Servos are used in manufacturing airplanes, for one thing.
Airplane wings are created with special arrays of servomotors — hundreds of servos and their own controls and drives for each wing. Purpose-made communication tools make it possible for the servos to work in sync, as they must in order to achieve the delicate balance required of an airplane wing.
Servo motors achieve the accuracy required for component assembly, getting each part perfectly into place with hoists that use motion control technology for precision and uniformity.
Servomotors in Flight
They’re also used to control things all over the functioning aircraft, from doors to flight surfaces. Servos come into their own in difficult conditions, and the motors on an airplane have to function at high altitude and on the ground, in cold and in heat — and they have no margin for error.
A 1922 book on aviation explains how a servo can be connected to a “wind feeler” which responds to any changes in the strength or direction of the wind.
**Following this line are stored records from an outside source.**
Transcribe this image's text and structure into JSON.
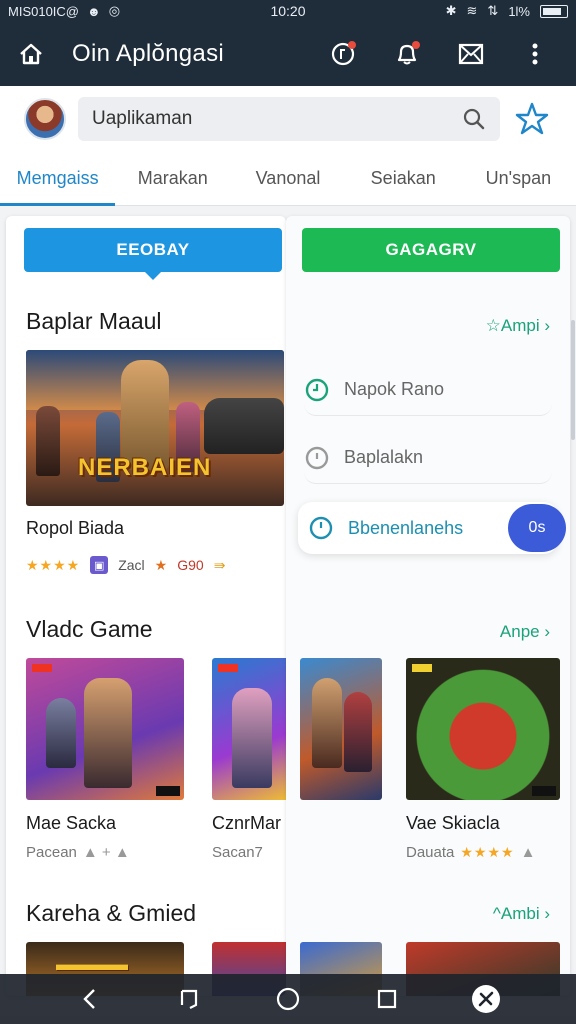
{
  "status_bar": {
    "left_text": "MIS010IC@",
    "time": "10:20",
    "battery": "1l%"
  },
  "app_bar": {
    "title": "Oin Aplŏngasi"
  },
  "search": {
    "value": "Uaplikaman"
  },
  "tabs": [
    {
      "label": "Memgaiss",
      "active": true
    },
    {
      "label": "Marakan",
      "active": false
    },
    {
      "label": "Vanonal",
      "active": false
    },
    {
      "label": "Seiakan",
      "active": false
    },
    {
      "label": "Un'span",
      "active": false
    }
  ],
  "left_panel": {
    "primary_button": "EEOBAY",
    "section1": {
      "title": "Baplar Maaul",
      "feature": {
        "logo_text": "NERBAIEN",
        "name": "Ropol Biada",
        "stars": "★★★★",
        "badge_text": "Zacl",
        "price_star": "★",
        "price": "G90",
        "arrow": "⇛"
      }
    },
    "section2": {
      "title": "Vladc Game",
      "items": [
        {
          "name": "Mae Sacka",
          "sub": "Pacean",
          "icons": "▲ + ▲"
        },
        {
          "name": "CznrMar",
          "sub": "Sacan7"
        }
      ]
    },
    "section3": {
      "title": "Kareha & Gmied"
    }
  },
  "right_panel": {
    "primary_button": "GAGAGRV",
    "more1": "☆Ampi ›",
    "list": [
      {
        "label": "Napok Rano",
        "icon": "clock-icon"
      },
      {
        "label": "Baplalakn",
        "icon": "circle-icon"
      },
      {
        "label": "Bbenenlanehs",
        "icon": "clock-icon",
        "pill": "0s"
      }
    ],
    "more2": "Anpe ›",
    "grid": [
      {
        "name": "Vae Skiacla",
        "sub": "Dauata",
        "stars": "★★★★",
        "icon": "▲"
      }
    ],
    "more3": "^Ambi ›"
  },
  "colors": {
    "header": "#1f2c3a",
    "accent_blue": "#1e95e0",
    "accent_green": "#1db954",
    "link_green": "#1aa37a",
    "tab_active": "#1f86c9"
  }
}
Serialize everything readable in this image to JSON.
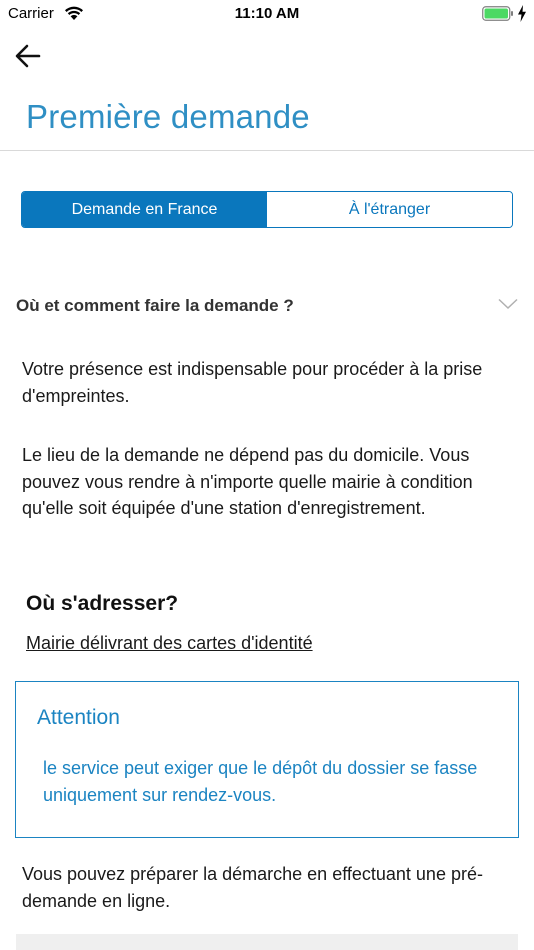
{
  "status_bar": {
    "carrier": "Carrier",
    "time": "11:10 AM"
  },
  "header": {
    "title": "Première demande",
    "back_icon": "arrow-left-icon"
  },
  "tabs": [
    {
      "label": "Demande en France",
      "active": true
    },
    {
      "label": "À l'étranger",
      "active": false
    }
  ],
  "section": {
    "title": "Où et comment faire la demande ?",
    "expanded": true
  },
  "content": {
    "paragraph1": "Votre présence est indispensable pour procéder à la prise d'empreintes.",
    "paragraph2": "Le lieu de la demande ne dépend pas du domicile. Vous pouvez vous rendre à n'importe quelle mairie à condition qu'elle soit équipée d'une station d'enregistrement.",
    "where_title": "Où s'adresser?",
    "where_link": "Mairie délivrant des cartes d'identité",
    "alert_title": "Attention",
    "alert_text": "le service peut exiger que le dépôt du dossier se fasse uniquement sur rendez-vous.",
    "paragraph3": "Vous pouvez préparer la démarche en effectuant une pré-demande en ligne."
  },
  "colors": {
    "accent": "#0a77bd",
    "title": "#2f8fc4",
    "battery": "#4cd964"
  }
}
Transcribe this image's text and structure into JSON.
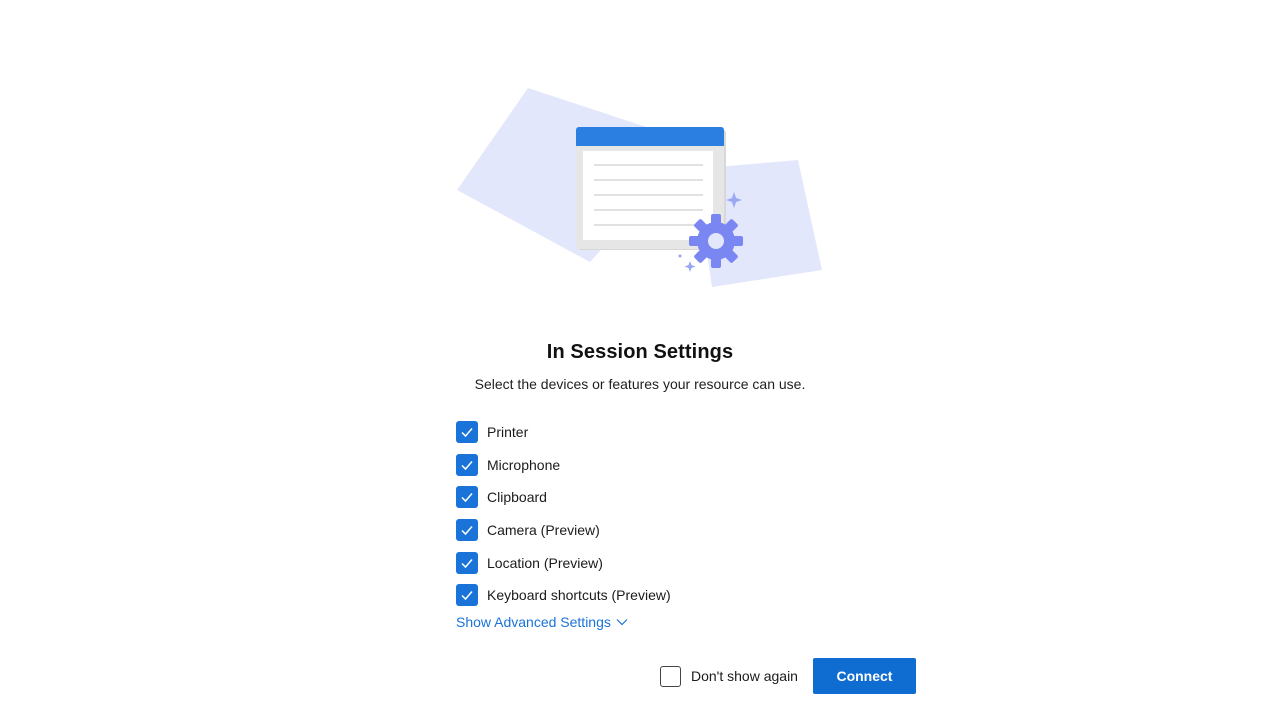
{
  "dialog": {
    "title": "In Session Settings",
    "subtitle": "Select the devices or features your resource can use.",
    "options": [
      {
        "label": "Printer",
        "checked": true
      },
      {
        "label": "Microphone",
        "checked": true
      },
      {
        "label": "Clipboard",
        "checked": true
      },
      {
        "label": "Camera (Preview)",
        "checked": true
      },
      {
        "label": "Location (Preview)",
        "checked": true
      },
      {
        "label": "Keyboard shortcuts (Preview)",
        "checked": true
      }
    ],
    "advanced_link": "Show Advanced Settings",
    "dont_show_again": {
      "label": "Don't show again",
      "checked": false
    },
    "connect_label": "Connect"
  },
  "colors": {
    "accent": "#1a73d9",
    "button": "#0f6cd0",
    "illustration_bg": "#e6e9fb",
    "gear": "#7a86f2"
  },
  "icons": {
    "illustration": "settings-window-illustration",
    "checkbox": "checkmark-icon",
    "chevron": "chevron-down-icon"
  }
}
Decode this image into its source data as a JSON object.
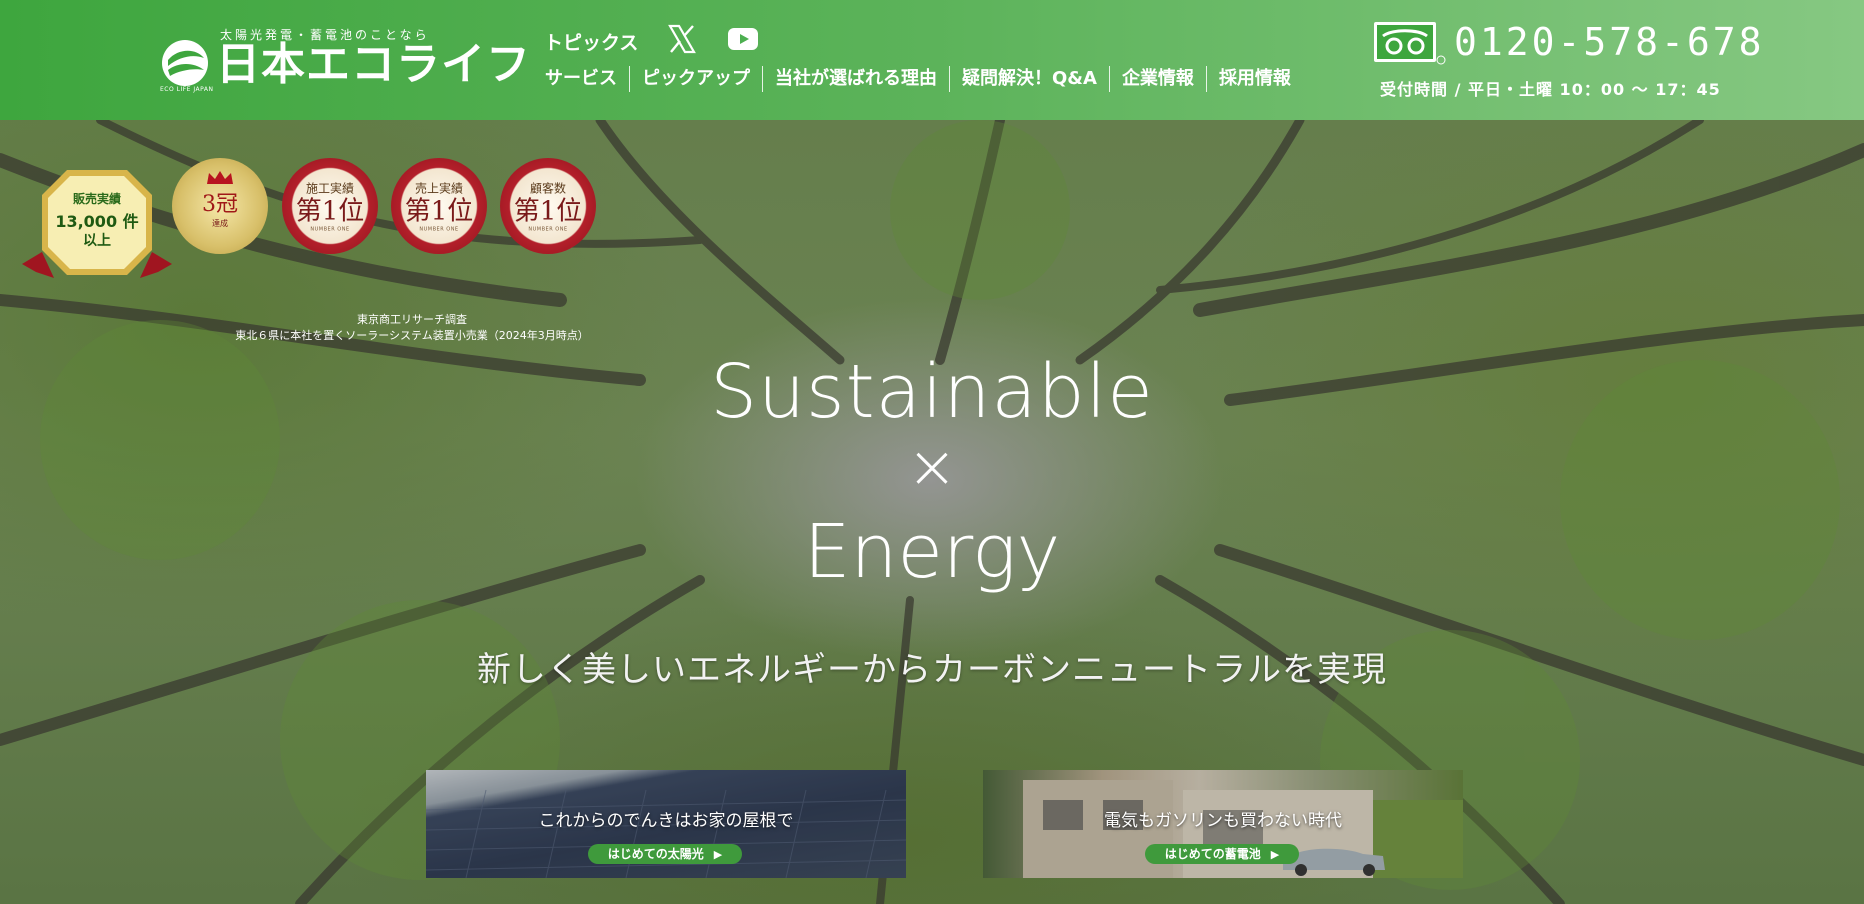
{
  "header": {
    "logo": {
      "tagline": "太陽光発電・蓄電池のことなら",
      "name": "日本エコライフ",
      "sub": "ECO LIFE JAPAN"
    },
    "topics_label": "トピックス",
    "social": {
      "x_icon": "x-icon",
      "youtube_icon": "youtube-icon"
    },
    "nav": [
      "サービス",
      "ピックアップ",
      "当社が選ばれる理由",
      "疑問解決！Q&A",
      "企業情報",
      "採用情報"
    ],
    "phone": "0120-578-678",
    "hours": "受付時間 / 平日・土曜 10：00 〜 17：45",
    "freedial_icon": "freedial-icon"
  },
  "badges": {
    "sales": {
      "line1": "販売実績",
      "line2": "13,000 件",
      "line3": "以上"
    },
    "crown": {
      "big": "3冠",
      "small": "達成"
    },
    "ranks": [
      {
        "label": "施工実績",
        "big": "第1位",
        "tiny": "NUMBER ONE"
      },
      {
        "label": "売上実績",
        "big": "第1位",
        "tiny": "NUMBER ONE"
      },
      {
        "label": "顧客数",
        "big": "第1位",
        "tiny": "NUMBER ONE"
      }
    ],
    "note_line1": "東京商工リサーチ調査",
    "note_line2": "東北６県に本社を置くソーラーシステム装置小売業（2024年3月時点）"
  },
  "hero": {
    "headline_1": "Sustainable",
    "headline_x": "×",
    "headline_2": "Energy",
    "tagline": "新しく美しいエネルギーからカーボンニュートラルを実現"
  },
  "cards": [
    {
      "title": "これからのでんきはお家の屋根で",
      "button": "はじめての太陽光"
    },
    {
      "title": "電気もガソリンも買わない時代",
      "button": "はじめての蓄電池"
    }
  ],
  "colors": {
    "header_start": "#3ea63e",
    "header_end": "#86c882",
    "button_green": "#3f9a3c"
  }
}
This, too, was a concept from seamanship, since a job was often said to be used as a “wind feeler” — though in sailing it was the human workers with whom the wind feeler was communicating, and not a motor. An airplane requires the immediate and automatic response of a servo motor.
Planes also allow us to get your parts to you fast. If you need an emergency replacement for an Indramat or Indradrive component, we can have it to you by charter plane faster than any other means of delivery. We know you need your problems solved fast. Just call us and know it will be taken care of.